BOSTON — `ONCE I got into college I realized how lucky I was to have had a high school with Advanced Placement art.'' So says Melissa Strickland, who returned this fall for her second year at the University of Georgia in Athens, Ga. Melissa received a 5, the highest mark, for her Advanced Placement (AP) Studio Art portfolio in 1988. The University of Georgia awarded her 10 units of elective credit. But she was still required to complete four basic freshman art courses.
``I think they should have exempted me from the entry courses,'' Melissa observes in a telephone interview. She says that the two courses she has completed have not caused her to challenge herself in ways she had hoped. Being praised in college for works that she feels are not her best, Melissa confesses, ``I began to slack off, and my work just has not been what it could be.''
To Melissa, it is the challenge and drive she experienced in high-school AP that is now lacking. ``You have to do [the AP portfolio] yourself, and you have to challenge yourself more to do well.''

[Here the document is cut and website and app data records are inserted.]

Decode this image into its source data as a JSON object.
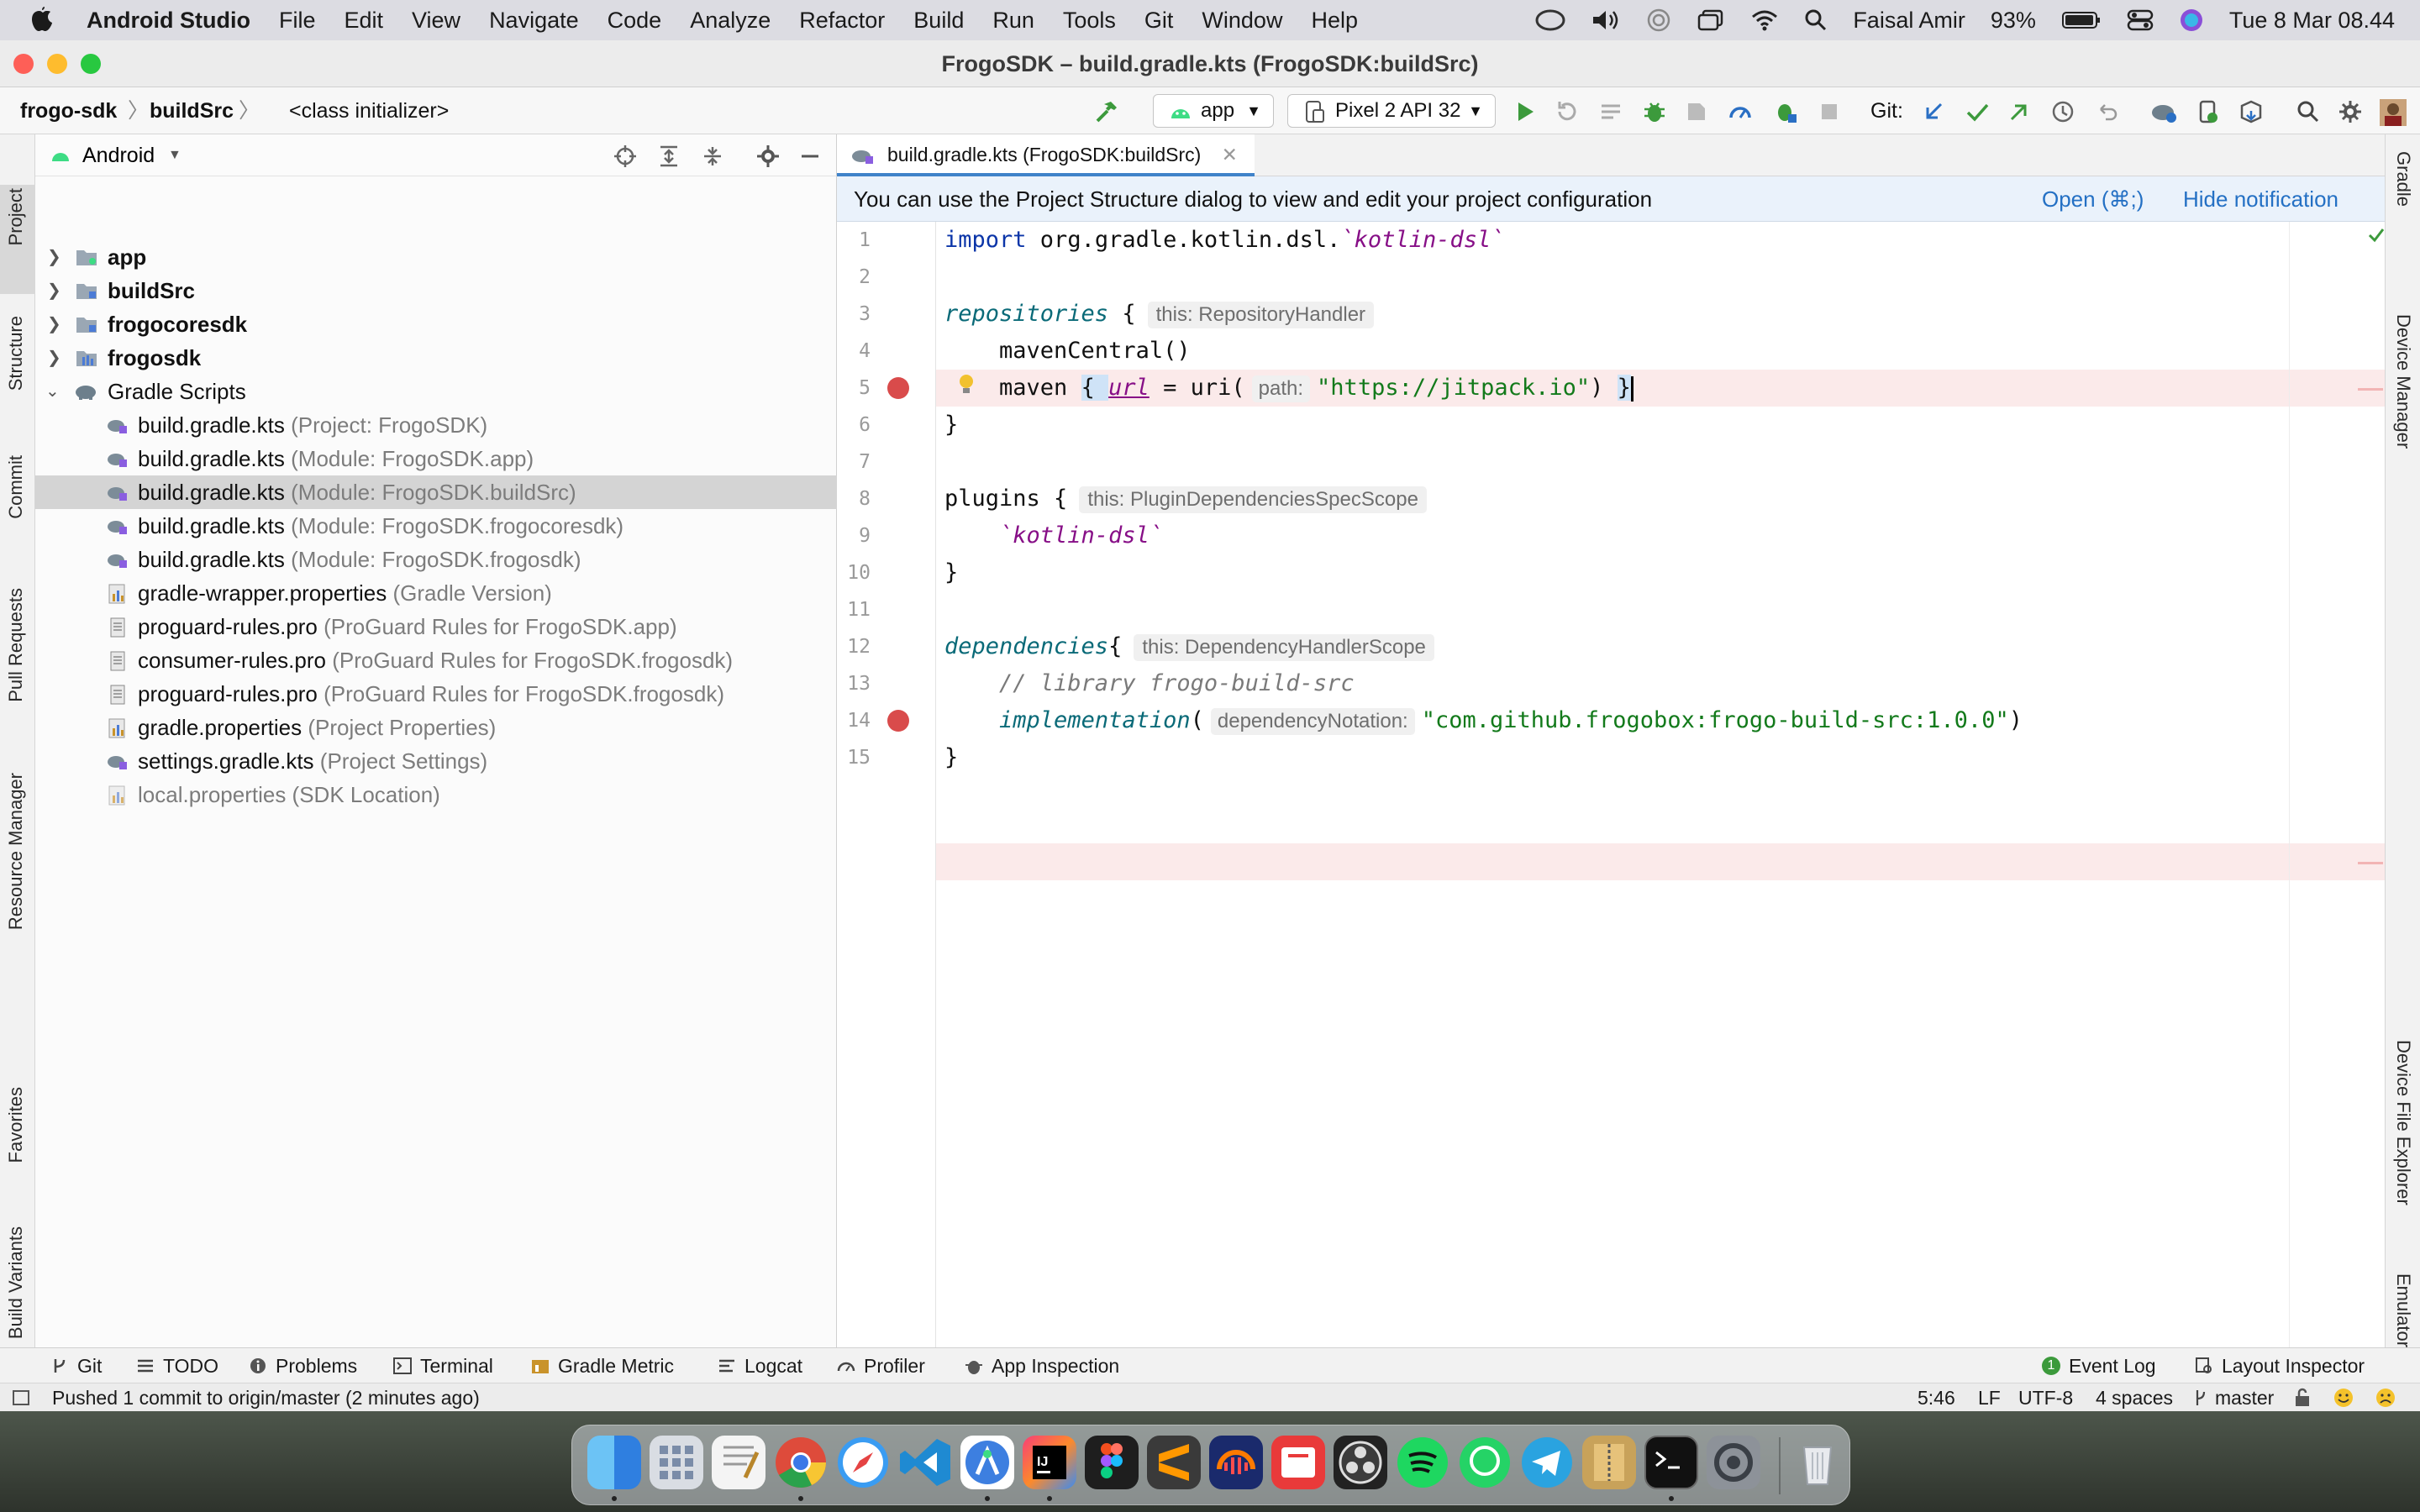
{
  "menubar": {
    "app": "Android Studio",
    "items": [
      "File",
      "Edit",
      "View",
      "Navigate",
      "Code",
      "Analyze",
      "Refactor",
      "Build",
      "Run",
      "Tools",
      "Git",
      "Window",
      "Help"
    ],
    "battery": "93%",
    "user": "Faisal Amir",
    "datetime": "Tue 8 Mar  08.44"
  },
  "window": {
    "title": "FrogoSDK – build.gradle.kts (FrogoSDK:buildSrc)"
  },
  "navbar": {
    "crumbs": [
      "frogo-sdk",
      "buildSrc",
      "<class initializer>"
    ],
    "run_config": "app",
    "device": "Pixel 2 API 32",
    "git_label": "Git:"
  },
  "left_tabs": [
    "Project",
    "Structure",
    "Commit",
    "Pull Requests",
    "Resource Manager",
    "Favorites",
    "Build Variants"
  ],
  "right_tabs": [
    "Gradle",
    "Device Manager",
    "Device File Explorer",
    "Emulator"
  ],
  "project": {
    "view": "Android",
    "tree": [
      {
        "name": "app",
        "hint": "",
        "bold": true,
        "expanded": false
      },
      {
        "name": "buildSrc",
        "hint": "",
        "bold": true,
        "expanded": false
      },
      {
        "name": "frogocoresdk",
        "hint": "",
        "bold": true,
        "expanded": false
      },
      {
        "name": "frogosdk",
        "hint": "",
        "bold": true,
        "expanded": false
      },
      {
        "name": "Gradle Scripts",
        "hint": "",
        "bold": false,
        "expanded": true
      },
      {
        "name": "build.gradle.kts",
        "hint": "(Project: FrogoSDK)"
      },
      {
        "name": "build.gradle.kts",
        "hint": "(Module: FrogoSDK.app)"
      },
      {
        "name": "build.gradle.kts",
        "hint": "(Module: FrogoSDK.buildSrc)",
        "selected": true
      },
      {
        "name": "build.gradle.kts",
        "hint": "(Module: FrogoSDK.frogocoresdk)"
      },
      {
        "name": "build.gradle.kts",
        "hint": "(Module: FrogoSDK.frogosdk)"
      },
      {
        "name": "gradle-wrapper.properties",
        "hint": "(Gradle Version)"
      },
      {
        "name": "proguard-rules.pro",
        "hint": "(ProGuard Rules for FrogoSDK.app)"
      },
      {
        "name": "consumer-rules.pro",
        "hint": "(ProGuard Rules for FrogoSDK.frogosdk)"
      },
      {
        "name": "proguard-rules.pro",
        "hint": "(ProGuard Rules for FrogoSDK.frogosdk)"
      },
      {
        "name": "gradle.properties",
        "hint": "(Project Properties)"
      },
      {
        "name": "settings.gradle.kts",
        "hint": "(Project Settings)"
      },
      {
        "name": "local.properties (SDK Location)",
        "hint": "",
        "dim": true
      }
    ]
  },
  "editor": {
    "tab": "build.gradle.kts (FrogoSDK:buildSrc)",
    "notification": "You can use the Project Structure dialog to view and edit your project configuration",
    "open_link": "Open (⌘;)",
    "hide_link": "Hide notification",
    "line_numbers": [
      "1",
      "2",
      "3",
      "4",
      "5",
      "6",
      "7",
      "8",
      "9",
      "10",
      "11",
      "12",
      "13",
      "14",
      "15"
    ],
    "code": {
      "l1_kw": "import",
      "l1_rest": " org.gradle.kotlin.dsl.",
      "l1_tick": "`kotlin-dsl`",
      "l3_fn": "repositories",
      "l3_brace": " {",
      "l3_hint": "this: RepositoryHandler",
      "l4": "    mavenCentral()",
      "l5_a": "    maven ",
      "l5_b": "{ ",
      "l5_url": "url",
      "l5_c": " = uri(",
      "l5_param": "path:",
      "l5_str": "\"https://jitpack.io\"",
      "l5_d": ") ",
      "l5_e": "}",
      "l6": "}",
      "l8_a": "plugins {",
      "l8_hint": "this: PluginDependenciesSpecScope",
      "l9": "    `kotlin-dsl`",
      "l10": "}",
      "l12_fn": "dependencies",
      "l12_b": "{",
      "l12_hint": "this: DependencyHandlerScope",
      "l13": "    // library frogo-build-src",
      "l14_fn": "implementation",
      "l14_b": "(",
      "l14_param": "dependencyNotation:",
      "l14_str": "\"com.github.frogobox:frogo-build-src:1.0.0\"",
      "l14_c": ")",
      "l15": "}"
    }
  },
  "bottom_tabs": [
    "Git",
    "TODO",
    "Problems",
    "Terminal",
    "Gradle Metric",
    "Logcat",
    "Profiler",
    "App Inspection"
  ],
  "bottom_right_tabs": [
    "Event Log",
    "Layout Inspector"
  ],
  "event_log_count": "1",
  "status": {
    "message": "Pushed 1 commit to origin/master (2 minutes ago)",
    "position": "5:46",
    "line_sep": "LF",
    "encoding": "UTF-8",
    "indent": "4 spaces",
    "branch": "master"
  },
  "dock_apps": [
    "finder",
    "launchpad",
    "textedit",
    "chrome",
    "safari",
    "vscode",
    "android-studio",
    "intellij",
    "figma",
    "sublime",
    "audacity",
    "anydo",
    "obs",
    "spotify",
    "whatsapp",
    "telegram",
    "archive-utility",
    "terminal",
    "system-preferences",
    "trash"
  ]
}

Melissa emphasizes that the challenge of AP falls solely on the student. ``As far as I was concerned, I was pretty much on my own,'' she says.
From her first year in high school in Spartanburg, S.C., Melissa knew that she would be putting together an AP portfolio. It was the first step to reaching her goal: professional achievement in graphic design.
The most difficult part of the project, she discovered, was the preparation during her senior year of high school. ``All of the first semester was spent just planning [her portfolio],'' she says. As opposed to submitting a basic portfolio of various works, she decided to put hers together in the design of a complete yearbook.
``I spent at least three hours a day, everyday, for the whole second semester putting it together,'' she says proudly.
``I think that every student should have the opportunity to do AP,'' concludes Melissa.